Hadi Soleimanpour, 47, arrested in Britain in connection with the Buenos Aires bombing that killed 85 people, was denied bail by a London court for a second time on Friday.
Iran’s foreign minister called the move politically motivated.
"What has happened in the last few days concerning the arrest of Mr Soleimanpour...is very suspicious. It means the behaviour of the British court was political," he said.
"Despite the generous bail...the British court chose not to release him temporarily so we are suspicious about the behaviour of the British and we definitely have to respond in the appropriate way," Foreign Minister Kamal Kharrazi told reporters.

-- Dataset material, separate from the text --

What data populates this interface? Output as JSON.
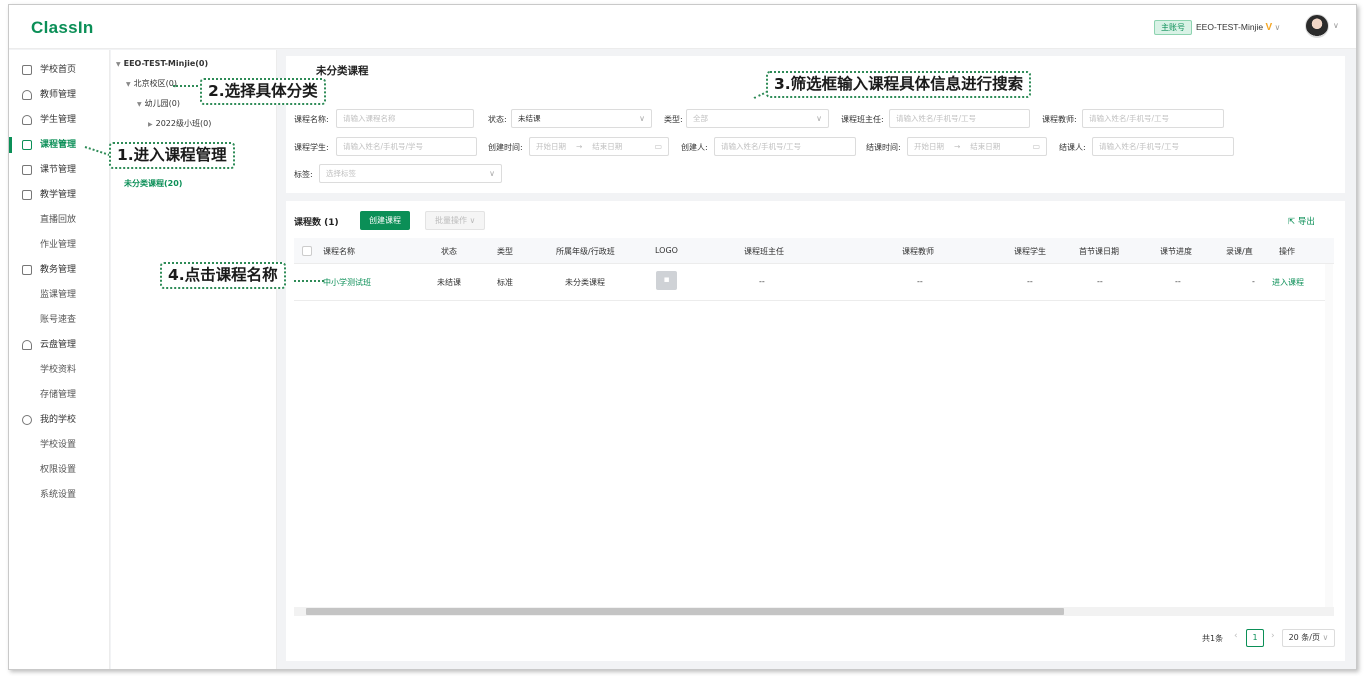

The Iranian government and the ex-ambassador's parents had offered a combined guarantee of 700,000 pounds ($1.1 million) that Soleimanpour would not flee Britain.
But the court said the charges are too serious to allow bail and dismissed charges of any political motivation.
"What has happened in the last few days concerning the arrest of Mr Soleimanpour...is very suspicious"
Iranian foreign minister
Soleimanpour's arrest in northern England last week has rekindled a diplomatic spat between Iran and Argentina and has inadvertently dragged Britain into the equation as well.
The Argentine government accuses Soleimanpour of involvement in the car-bomb attack on the AMIA Jewish centre in Buenos Aires in July 1994 and wants him extradited from Britain. Soleimanpour was Iran's ambassador to Argentina at the time.
Iran vehemently denies any involvement in the attack.
Some hardline newspapers, traditionally wary of Britain's intentions towards Iran, have called for retaliation, such as expelling the British ambassador. Reformists have also joined in criticism of Britain.
The Iranian government spokesman said on Tuesday that Iran hoped the row would not escalate into action such as expelling the British envoy or withdrawing the Iranian ambassador to Britain. He said Tehran was keeping all its options open.